See, also, American Law Institute, Restatement of the Law. Torts, section 794, where the rule is stated:
"An act by an employer which would be a crime or a violation of a legislative enactment or contrary to defined public policy is not a proper object of concerted action against him by workers." And the comment under the above rule, stating: "The expression of public policy is not confined to legislation and criminal law; in passing upon the propriety of an object, public policy otherwise defined is an important factor. If the object is an act against which the law has definitely set its face, it is not a proper object of concerted action."
 There was no labor dispute between plaintiffs and their employees or between plaintiffs and the defendant union. The union cannot concertedly exert, in aid of their labor dispute with Blaul, any economic pressure to compel these plaintiffs to do that which the law and public policy forbid. The injunction was rightly issued.
What we have here said renders unnecessary any discussion of the legality of the union action against Blaul. Nor do we need to comment on the argument advanced by plaintiffs' counsel that the union action amounts to a violation of existing labor contracts between plaintiffs and the union. The evidence fails to show such contracts existed at the time the injunction was granted. The judgment of the trial court is affirmed. — Affirmed.

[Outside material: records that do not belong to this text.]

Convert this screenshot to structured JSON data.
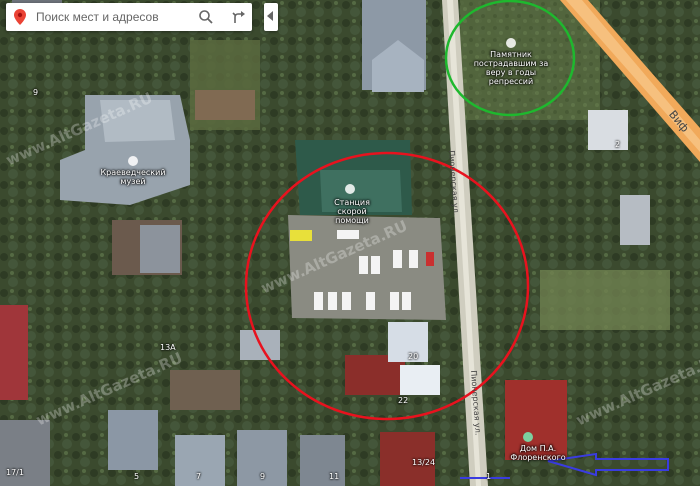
{
  "search": {
    "placeholder": "Поиск мест и адресов"
  },
  "icons": {
    "pin": "map-pin-icon",
    "search": "search-icon",
    "directions": "directions-icon",
    "collapse": "collapse-panel-icon"
  },
  "colors": {
    "pin": "#ea4335",
    "circle_red": "#e8121e",
    "circle_green": "#1eb82e",
    "arrow_blue": "#3a3ce0",
    "road_orange": "#f1a95a"
  },
  "poi": {
    "museum": "Краеведческий музей",
    "ambulance": "Станция скорой помощи",
    "monument": "Памятник пострадавшим за веру в годы репрессий",
    "house": "Дом П.А. Флоренского"
  },
  "streets": {
    "main": "Пионерская ул.",
    "main_lower": "Пионерская ул.",
    "upper_right": "Виф"
  },
  "house_numbers": [
    "9",
    "2",
    "13А",
    "20",
    "22",
    "17/1",
    "5",
    "7",
    "9",
    "11",
    "13/24",
    "1"
  ],
  "watermark": "www.AltGazeta.RU"
}
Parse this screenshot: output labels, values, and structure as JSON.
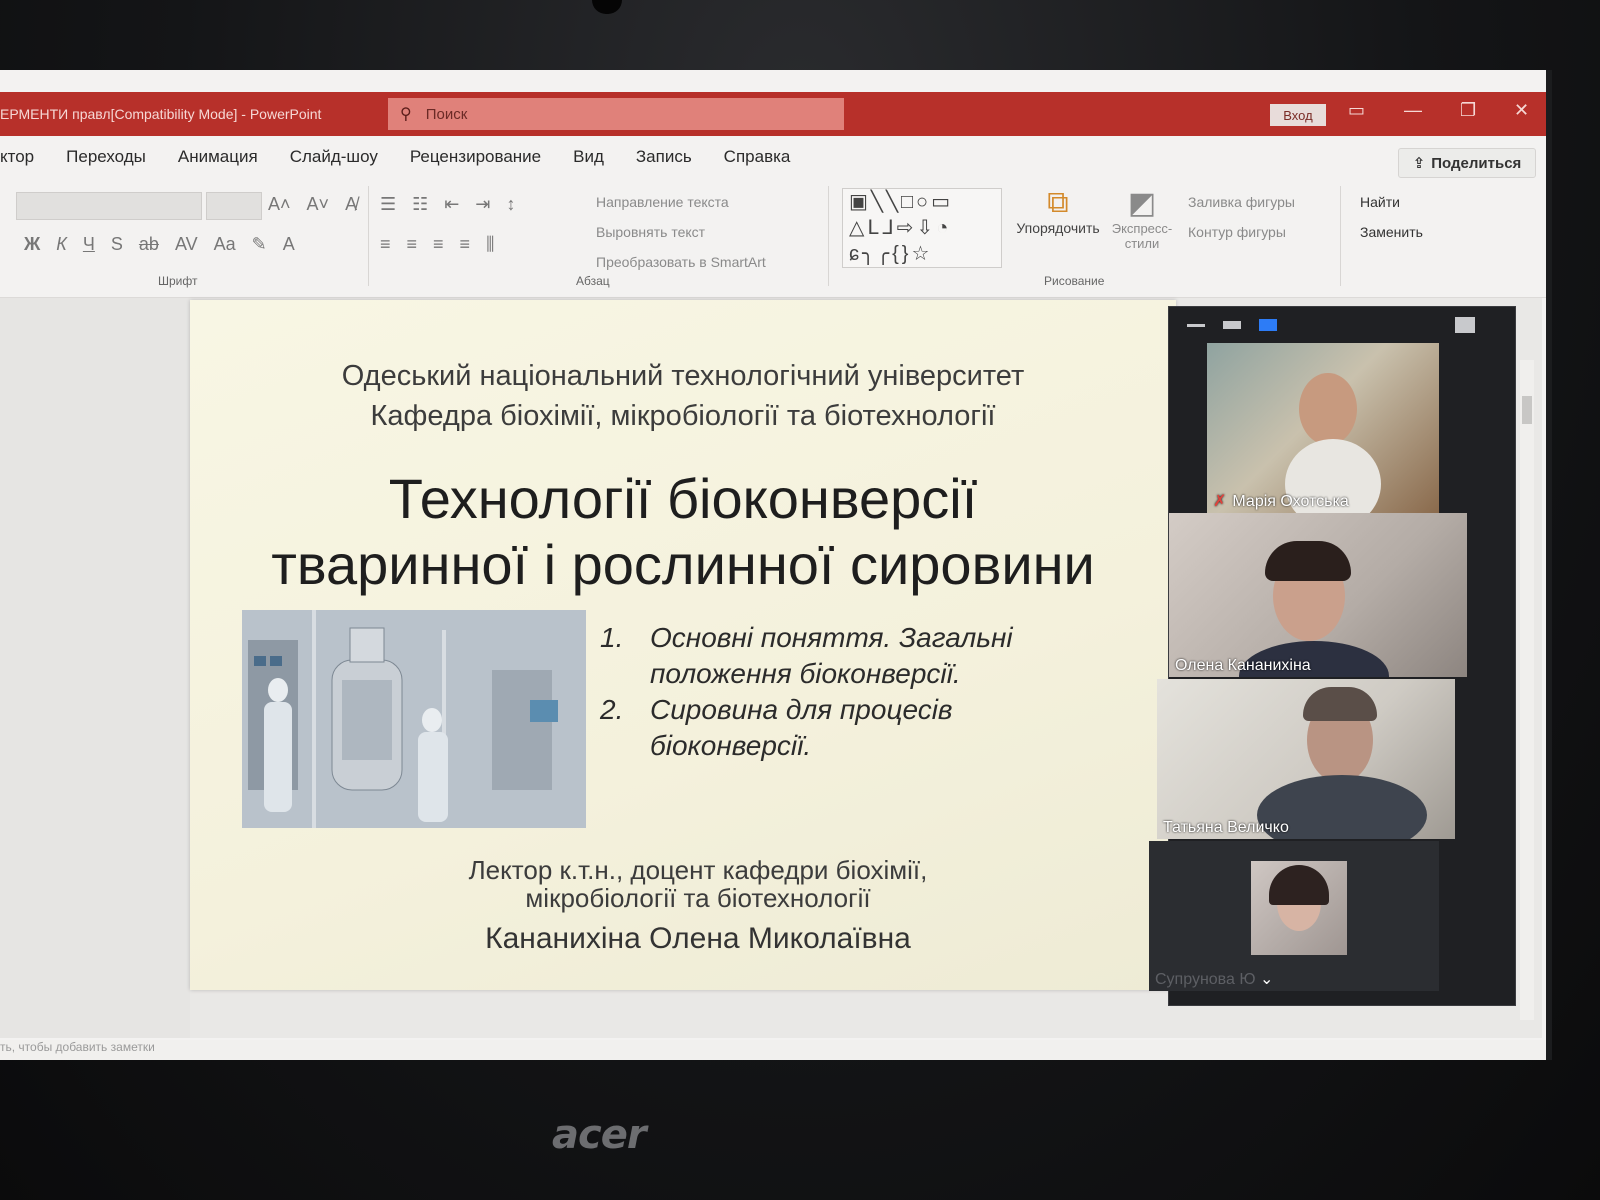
{
  "window": {
    "title": "ЕРМЕНТИ правл[Compatibility Mode]  -  PowerPoint",
    "search_placeholder": "Поиск",
    "login_label": "Вход",
    "share_label": "Поделиться"
  },
  "menu": {
    "items": [
      "ктор",
      "Переходы",
      "Анимация",
      "Слайд-шоу",
      "Рецензирование",
      "Вид",
      "Запись",
      "Справка"
    ]
  },
  "ribbon": {
    "font_group": "Шрифт",
    "paragraph_group": "Абзац",
    "drawing_group": "Рисование",
    "text_direction": "Направление текста",
    "align_text": "Выровнять текст",
    "convert_smartart": "Преобразовать в SmartArt",
    "arrange": "Упорядочить",
    "quick_styles": "Экспресс-стили",
    "shape_fill": "Заливка фигуры",
    "shape_outline": "Контур фигуры",
    "find": "Найти",
    "replace": "Заменить"
  },
  "slide": {
    "university_line1": "Одеський національний технологічний університет",
    "university_line2": "Кафедра біохімії, мікробіології та біотехнології",
    "title_line1": "Технології біоконверсії",
    "title_line2": "тваринної і рослинної сировини",
    "list": [
      {
        "num": "1.",
        "text": "Основні поняття. Загальні положення біоконверсії."
      },
      {
        "num": "2.",
        "text": "Сировина для процесів біоконверсії."
      }
    ],
    "lector_line1": "Лектор к.т.н., доцент кафедри біохімії,",
    "lector_line2": "мікробіології та біотехнології",
    "lector_name": "Кананихіна Олена Миколаївна"
  },
  "notes_hint": "ть, чтобы добавить заметки",
  "participants": [
    {
      "name": "Марія Охотська",
      "muted": true
    },
    {
      "name": "Олена Кананихіна",
      "muted": false
    },
    {
      "name": "Татьяна Величко",
      "muted": false
    },
    {
      "name": "Супрунова Ю",
      "muted": false
    }
  ],
  "device_brand": "acer"
}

MILLER, SMITH, BLISS, GARFIELD, OLIVER, WENNERSTRUM, and MANTZ, JJ., concur.
HALE, J., takes no part.